While deeds in lieu have these advantages there are some potential pitfalls to this procedure.  First, if there are junior mortgages or liens on the property the deed in lieu does not serve to extinguish those liens.  In the event that there are junior liens, chances are good that unless the senior and junior lienholders negotiate an agreement the junior liens will be advanced against the title in the senior lienholder’s hands.  Second, a deed in lieu may be considered to be an equitable mortgage and not a complete conveyance. Only one Washington case has held found a deed in lieu to be an equitable mortgage, but depending on the nature of the transaction it remains a possibility.  Finally, a deed in lieu may be set aside on the grounds of fraud or overreaching. Washington courts have failed to do so thus far but other jurisdictions have done so, particularly when the value of the land exceeds the indebtedness or when the lender is desperate or suffers a disability.

With these advantages and possible pitfalls in mind, but before a deed in lieu is actually conveyed, the mortgagor and the lender should enter into an agreement that covers these details.

Photo Credit: Renjith Krishnan/

How do I know whether my deed to property is superior to other, conflicting deeds?

One of the most depressing things to experience as a property owner, is the realization that your rights to property are junior to a third party’s.

In a few recent cases involving condominium parking, parties were locked into a dispute regarding who had rights to particular parking spaces. To a casual observer, this may not see like a big deal, but to a condo-owner, parking spaces are vital to any future rental opportunities. (Who wants to live in an apartment where you have no parking space?)

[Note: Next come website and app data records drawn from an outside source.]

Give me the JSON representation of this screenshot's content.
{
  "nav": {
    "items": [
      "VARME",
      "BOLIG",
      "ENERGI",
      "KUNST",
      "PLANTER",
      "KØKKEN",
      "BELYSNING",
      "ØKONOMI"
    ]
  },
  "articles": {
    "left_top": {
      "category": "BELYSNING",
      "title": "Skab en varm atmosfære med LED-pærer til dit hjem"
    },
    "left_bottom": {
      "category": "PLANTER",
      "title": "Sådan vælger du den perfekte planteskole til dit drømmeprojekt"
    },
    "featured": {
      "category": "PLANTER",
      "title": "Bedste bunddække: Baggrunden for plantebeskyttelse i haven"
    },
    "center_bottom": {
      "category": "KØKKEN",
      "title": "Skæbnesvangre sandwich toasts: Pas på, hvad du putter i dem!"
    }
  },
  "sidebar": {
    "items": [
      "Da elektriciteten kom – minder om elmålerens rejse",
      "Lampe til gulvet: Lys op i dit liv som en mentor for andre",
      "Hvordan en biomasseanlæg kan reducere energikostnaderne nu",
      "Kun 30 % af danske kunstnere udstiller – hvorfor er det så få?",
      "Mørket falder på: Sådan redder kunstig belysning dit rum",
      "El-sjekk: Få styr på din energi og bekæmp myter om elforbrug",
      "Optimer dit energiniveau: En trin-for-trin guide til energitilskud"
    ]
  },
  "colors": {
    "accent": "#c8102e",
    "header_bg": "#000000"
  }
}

When developers complete condo construction projects, they usually draft and record covenants, conditions and restrictions (CC&Rs) that govern the units overall. Contained within these document are usually tables that outline specific parking assignments. However, often times the developers also reserve the right to change those parking assignments to meet the specific needs or wants of prospective property owners. This allows for not only a degree of flexibility in establishing the parking, but it offers a way for the developer to sweeten the sale of a particular condo by offering specific (usually more convenient) parking spaces. Once those units are sold, however, and a valid statutory warranty deed is transferred to the buyer of the property, those parking spaces become part of the ownership of that particular condo. Therefore, any subsequent purchasers of the property cannot claim rights to those parking spaces, regardless of what is contained in the CC&Rs.

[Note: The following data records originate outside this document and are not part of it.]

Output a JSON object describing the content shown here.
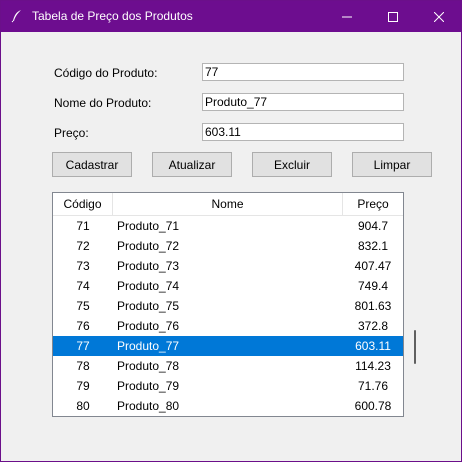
{
  "window": {
    "title": "Tabela de Preço dos Produtos",
    "icon": "feather-icon"
  },
  "form": {
    "code_label": "Código do Produto:",
    "code_value": "77",
    "name_label": "Nome do Produto:",
    "name_value": "Produto_77",
    "price_label": "Preço:",
    "price_value": "603.11"
  },
  "buttons": {
    "cadastrar": "Cadastrar",
    "atualizar": "Atualizar",
    "excluir": "Excluir",
    "limpar": "Limpar"
  },
  "table": {
    "columns": [
      "Código",
      "Nome",
      "Preço"
    ],
    "rows": [
      {
        "code": "71",
        "name": "Produto_71",
        "price": "904.7"
      },
      {
        "code": "72",
        "name": "Produto_72",
        "price": "832.1"
      },
      {
        "code": "73",
        "name": "Produto_73",
        "price": "407.47"
      },
      {
        "code": "74",
        "name": "Produto_74",
        "price": "749.4"
      },
      {
        "code": "75",
        "name": "Produto_75",
        "price": "801.63"
      },
      {
        "code": "76",
        "name": "Produto_76",
        "price": "372.8"
      },
      {
        "code": "77",
        "name": "Produto_77",
        "price": "603.11"
      },
      {
        "code": "78",
        "name": "Produto_78",
        "price": "114.23"
      },
      {
        "code": "79",
        "name": "Produto_79",
        "price": "71.76"
      },
      {
        "code": "80",
        "name": "Produto_80",
        "price": "600.78"
      }
    ],
    "selected_code": "77"
  },
  "colors": {
    "titlebar": "#6d0d8f",
    "selection": "#0078d7"
  }
}
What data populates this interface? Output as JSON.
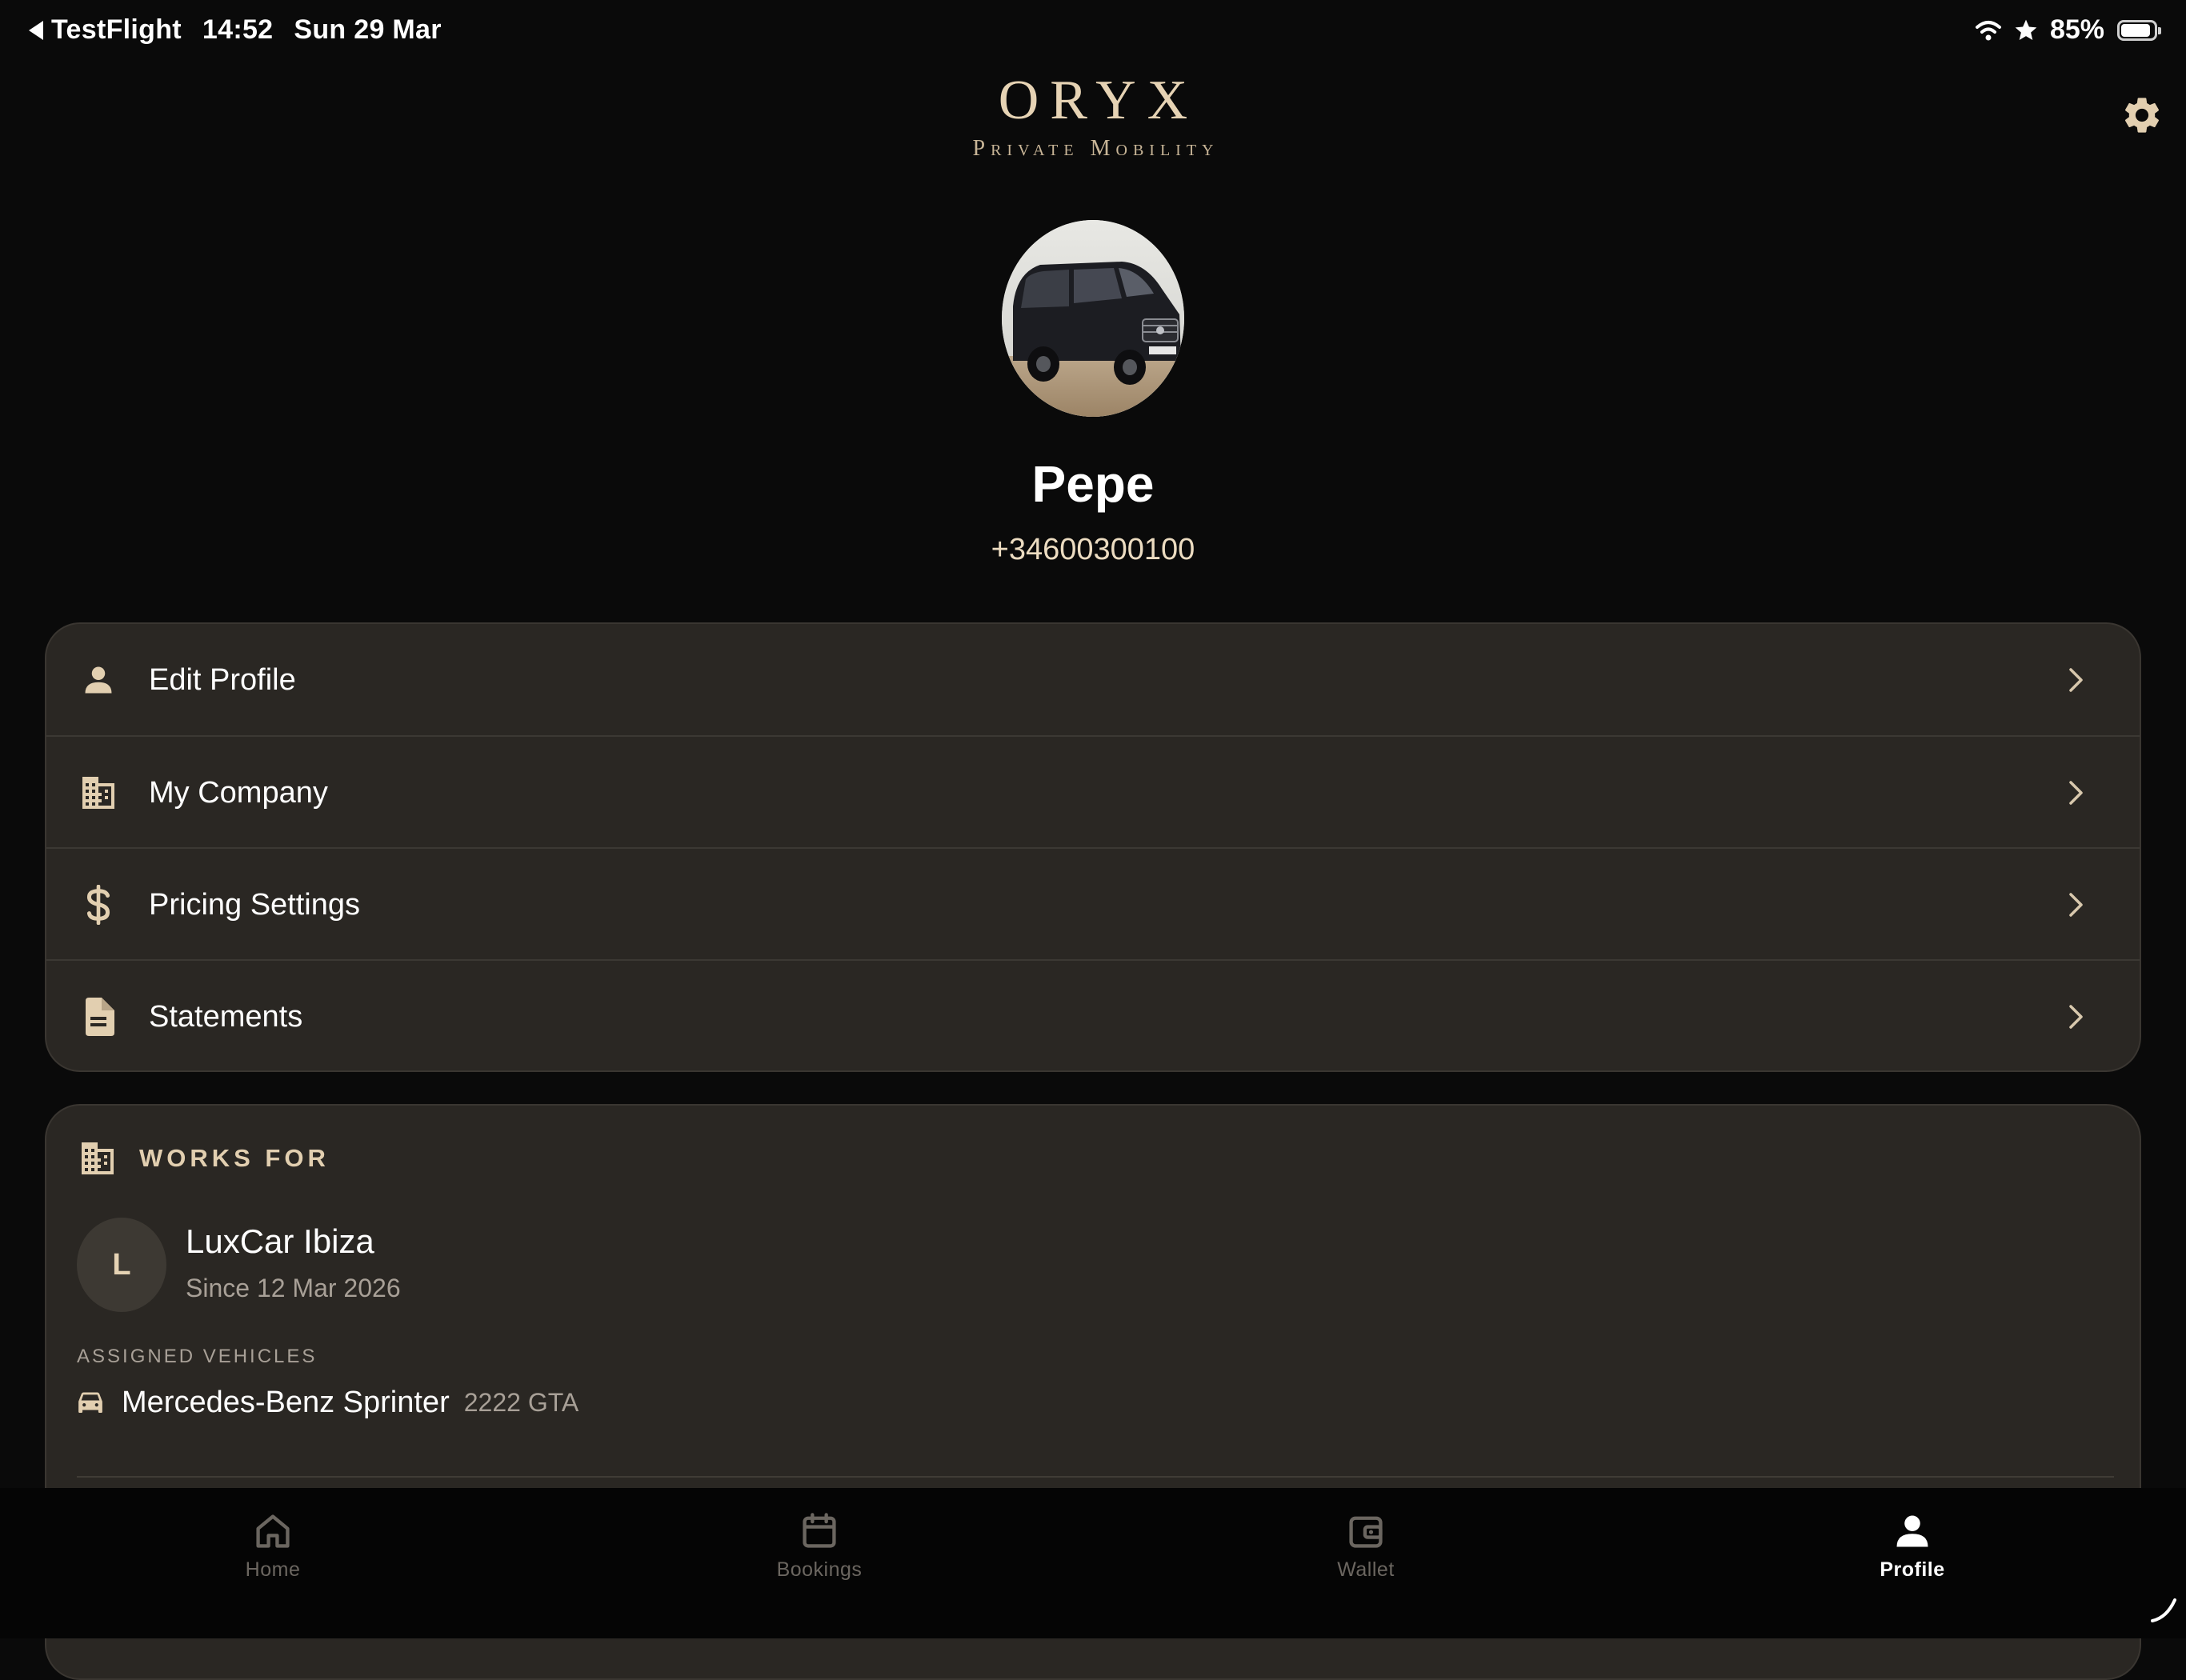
{
  "status_bar": {
    "back_app": "TestFlight",
    "time": "14:52",
    "date": "Sun 29 Mar",
    "battery": "85%"
  },
  "brand": {
    "title": "ORYX",
    "subtitle": "Private Mobility"
  },
  "profile": {
    "name": "Pepe",
    "phone": "+34600300100"
  },
  "menu": {
    "items": [
      {
        "label": "Edit Profile",
        "icon": "person-icon"
      },
      {
        "label": "My Company",
        "icon": "building-icon"
      },
      {
        "label": "Pricing Settings",
        "icon": "dollar-icon"
      },
      {
        "label": "Statements",
        "icon": "document-icon"
      }
    ]
  },
  "works_for": {
    "header": "WORKS FOR",
    "company_initial": "L",
    "company_name": "LuxCar Ibiza",
    "since": "Since 12 Mar 2026",
    "assigned_label": "ASSIGNED VEHICLES",
    "vehicles": [
      {
        "name": "Mercedes-Benz Sprinter",
        "plate": "2222 GTA"
      }
    ]
  },
  "tabs": [
    {
      "label": "Home",
      "icon": "home-icon",
      "active": false
    },
    {
      "label": "Bookings",
      "icon": "calendar-icon",
      "active": false
    },
    {
      "label": "Wallet",
      "icon": "wallet-icon",
      "active": false
    },
    {
      "label": "Profile",
      "icon": "person-icon",
      "active": true
    }
  ],
  "colors": {
    "accent": "#e6d3b4",
    "card": "#2a2723",
    "background": "#0a0a0a"
  }
}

In general, the way that you determine whether your title has superiority to another is twofold. First, if your title was recorded before the other title was recorded, then you have priority. Second, the transfer of the property MUST be valid! In other words, even if you record your deed to the property, the property you receive must have been transferred to you from someone who has the actual ownership rights to do so.